Filter the data for "folder" and copy matching lines.

Entries from a dataset of interfaces
********************

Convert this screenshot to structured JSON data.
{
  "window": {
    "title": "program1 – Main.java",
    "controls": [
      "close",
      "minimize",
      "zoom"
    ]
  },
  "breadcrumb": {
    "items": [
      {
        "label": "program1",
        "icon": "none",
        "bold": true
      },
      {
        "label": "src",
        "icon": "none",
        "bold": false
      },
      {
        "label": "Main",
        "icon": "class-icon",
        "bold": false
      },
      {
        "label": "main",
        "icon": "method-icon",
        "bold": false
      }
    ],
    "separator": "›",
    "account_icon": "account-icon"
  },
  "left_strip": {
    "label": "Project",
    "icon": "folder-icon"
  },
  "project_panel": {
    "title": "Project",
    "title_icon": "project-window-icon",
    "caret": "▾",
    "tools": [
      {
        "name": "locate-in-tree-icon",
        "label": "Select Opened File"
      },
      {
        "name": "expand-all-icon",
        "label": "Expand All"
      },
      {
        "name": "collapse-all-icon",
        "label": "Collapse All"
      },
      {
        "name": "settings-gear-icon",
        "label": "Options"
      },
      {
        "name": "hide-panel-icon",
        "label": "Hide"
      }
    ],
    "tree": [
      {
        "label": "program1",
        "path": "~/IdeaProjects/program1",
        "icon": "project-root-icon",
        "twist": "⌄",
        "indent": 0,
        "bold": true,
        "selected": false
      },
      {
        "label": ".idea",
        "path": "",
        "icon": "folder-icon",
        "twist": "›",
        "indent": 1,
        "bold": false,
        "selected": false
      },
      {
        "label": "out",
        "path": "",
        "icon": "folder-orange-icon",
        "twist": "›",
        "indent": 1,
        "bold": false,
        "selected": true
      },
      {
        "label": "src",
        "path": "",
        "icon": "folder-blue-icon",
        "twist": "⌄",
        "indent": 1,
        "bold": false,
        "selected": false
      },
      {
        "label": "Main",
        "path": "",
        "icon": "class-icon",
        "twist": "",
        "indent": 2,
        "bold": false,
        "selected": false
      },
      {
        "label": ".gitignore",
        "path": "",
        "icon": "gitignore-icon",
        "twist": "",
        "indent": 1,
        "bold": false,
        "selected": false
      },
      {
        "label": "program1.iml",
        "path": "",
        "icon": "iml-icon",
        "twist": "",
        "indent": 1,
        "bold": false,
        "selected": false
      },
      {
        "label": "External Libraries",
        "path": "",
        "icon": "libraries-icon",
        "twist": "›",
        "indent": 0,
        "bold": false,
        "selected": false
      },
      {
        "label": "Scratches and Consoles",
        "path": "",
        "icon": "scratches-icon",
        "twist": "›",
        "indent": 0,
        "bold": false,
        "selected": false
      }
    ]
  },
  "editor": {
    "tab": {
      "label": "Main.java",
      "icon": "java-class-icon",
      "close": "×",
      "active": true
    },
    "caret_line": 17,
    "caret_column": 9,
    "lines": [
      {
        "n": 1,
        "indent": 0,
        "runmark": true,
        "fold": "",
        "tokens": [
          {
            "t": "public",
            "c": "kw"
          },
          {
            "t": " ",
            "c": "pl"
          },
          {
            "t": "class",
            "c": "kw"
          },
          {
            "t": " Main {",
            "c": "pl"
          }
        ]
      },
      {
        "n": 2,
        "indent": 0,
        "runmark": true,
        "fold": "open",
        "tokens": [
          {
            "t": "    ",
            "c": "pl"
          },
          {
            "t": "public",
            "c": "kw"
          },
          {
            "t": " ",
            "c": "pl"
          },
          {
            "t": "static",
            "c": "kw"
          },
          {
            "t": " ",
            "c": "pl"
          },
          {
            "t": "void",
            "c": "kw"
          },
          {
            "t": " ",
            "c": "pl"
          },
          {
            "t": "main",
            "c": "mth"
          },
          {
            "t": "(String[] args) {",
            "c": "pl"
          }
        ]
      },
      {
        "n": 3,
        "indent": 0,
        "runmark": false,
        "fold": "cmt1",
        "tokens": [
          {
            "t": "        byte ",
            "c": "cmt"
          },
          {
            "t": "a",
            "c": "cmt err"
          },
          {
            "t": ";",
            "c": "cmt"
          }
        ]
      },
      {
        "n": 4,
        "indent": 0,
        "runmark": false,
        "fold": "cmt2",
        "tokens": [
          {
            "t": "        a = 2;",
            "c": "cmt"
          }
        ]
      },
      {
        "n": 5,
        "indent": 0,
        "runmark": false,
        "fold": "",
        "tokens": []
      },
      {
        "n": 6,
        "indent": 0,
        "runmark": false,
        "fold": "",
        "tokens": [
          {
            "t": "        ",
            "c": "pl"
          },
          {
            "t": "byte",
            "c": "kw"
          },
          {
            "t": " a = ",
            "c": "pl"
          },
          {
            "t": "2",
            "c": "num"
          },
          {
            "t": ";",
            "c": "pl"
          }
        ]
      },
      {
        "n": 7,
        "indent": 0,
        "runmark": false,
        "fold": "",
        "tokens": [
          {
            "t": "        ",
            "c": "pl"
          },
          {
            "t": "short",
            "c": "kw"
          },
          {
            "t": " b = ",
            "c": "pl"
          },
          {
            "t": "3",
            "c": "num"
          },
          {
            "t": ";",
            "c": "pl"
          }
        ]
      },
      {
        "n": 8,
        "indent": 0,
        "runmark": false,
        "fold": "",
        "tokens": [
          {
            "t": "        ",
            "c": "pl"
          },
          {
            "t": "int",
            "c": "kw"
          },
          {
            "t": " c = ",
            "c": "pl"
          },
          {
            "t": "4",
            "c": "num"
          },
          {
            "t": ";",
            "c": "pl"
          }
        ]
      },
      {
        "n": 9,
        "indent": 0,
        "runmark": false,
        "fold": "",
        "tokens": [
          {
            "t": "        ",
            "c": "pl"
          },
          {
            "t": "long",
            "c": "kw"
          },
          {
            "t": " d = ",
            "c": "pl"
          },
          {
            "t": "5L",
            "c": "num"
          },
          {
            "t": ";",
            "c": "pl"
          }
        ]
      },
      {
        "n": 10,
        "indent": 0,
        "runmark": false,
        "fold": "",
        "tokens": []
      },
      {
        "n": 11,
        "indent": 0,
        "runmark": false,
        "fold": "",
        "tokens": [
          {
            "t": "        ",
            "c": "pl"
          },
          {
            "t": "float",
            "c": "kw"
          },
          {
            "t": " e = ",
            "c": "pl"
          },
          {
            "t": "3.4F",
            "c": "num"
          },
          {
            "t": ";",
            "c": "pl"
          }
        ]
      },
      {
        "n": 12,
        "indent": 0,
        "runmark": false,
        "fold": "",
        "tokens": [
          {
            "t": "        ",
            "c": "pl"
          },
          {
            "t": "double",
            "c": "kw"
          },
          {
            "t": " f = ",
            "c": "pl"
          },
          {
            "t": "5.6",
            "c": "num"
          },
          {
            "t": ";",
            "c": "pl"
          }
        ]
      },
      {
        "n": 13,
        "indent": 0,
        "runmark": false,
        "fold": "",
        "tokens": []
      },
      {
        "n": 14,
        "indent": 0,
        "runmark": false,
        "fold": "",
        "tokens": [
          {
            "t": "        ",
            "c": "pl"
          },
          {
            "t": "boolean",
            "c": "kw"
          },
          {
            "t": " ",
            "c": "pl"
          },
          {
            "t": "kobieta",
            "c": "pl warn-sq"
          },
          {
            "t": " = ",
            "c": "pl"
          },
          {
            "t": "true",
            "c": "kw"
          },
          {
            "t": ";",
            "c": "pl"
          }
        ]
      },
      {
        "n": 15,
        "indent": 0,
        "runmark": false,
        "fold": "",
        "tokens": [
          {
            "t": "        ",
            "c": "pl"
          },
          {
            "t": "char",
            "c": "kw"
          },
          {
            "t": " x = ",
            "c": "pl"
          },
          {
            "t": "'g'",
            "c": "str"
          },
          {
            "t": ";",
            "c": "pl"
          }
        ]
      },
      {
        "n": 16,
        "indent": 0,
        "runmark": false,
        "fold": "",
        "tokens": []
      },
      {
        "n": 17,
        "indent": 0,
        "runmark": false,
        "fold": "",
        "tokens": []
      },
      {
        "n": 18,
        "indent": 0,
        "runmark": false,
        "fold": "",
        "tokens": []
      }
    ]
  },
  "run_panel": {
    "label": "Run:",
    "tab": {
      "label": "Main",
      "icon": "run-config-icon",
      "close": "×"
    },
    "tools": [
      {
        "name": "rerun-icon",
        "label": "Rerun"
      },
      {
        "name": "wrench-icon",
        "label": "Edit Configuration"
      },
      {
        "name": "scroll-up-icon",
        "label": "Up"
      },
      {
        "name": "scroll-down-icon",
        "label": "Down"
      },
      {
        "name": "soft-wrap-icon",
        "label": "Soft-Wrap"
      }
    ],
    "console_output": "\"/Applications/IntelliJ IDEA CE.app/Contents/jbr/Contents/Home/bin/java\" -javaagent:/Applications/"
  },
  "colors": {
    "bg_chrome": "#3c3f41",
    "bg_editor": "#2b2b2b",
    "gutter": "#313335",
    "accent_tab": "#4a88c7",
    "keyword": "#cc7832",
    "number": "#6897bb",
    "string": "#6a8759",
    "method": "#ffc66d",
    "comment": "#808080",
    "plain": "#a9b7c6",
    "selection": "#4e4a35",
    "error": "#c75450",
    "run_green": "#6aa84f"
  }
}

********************

- Written solution:
    "icon": "folder-icon"
        "icon": "folder-icon",
        "icon": "folder-orange-icon",
        "icon": "folder-blue-icon",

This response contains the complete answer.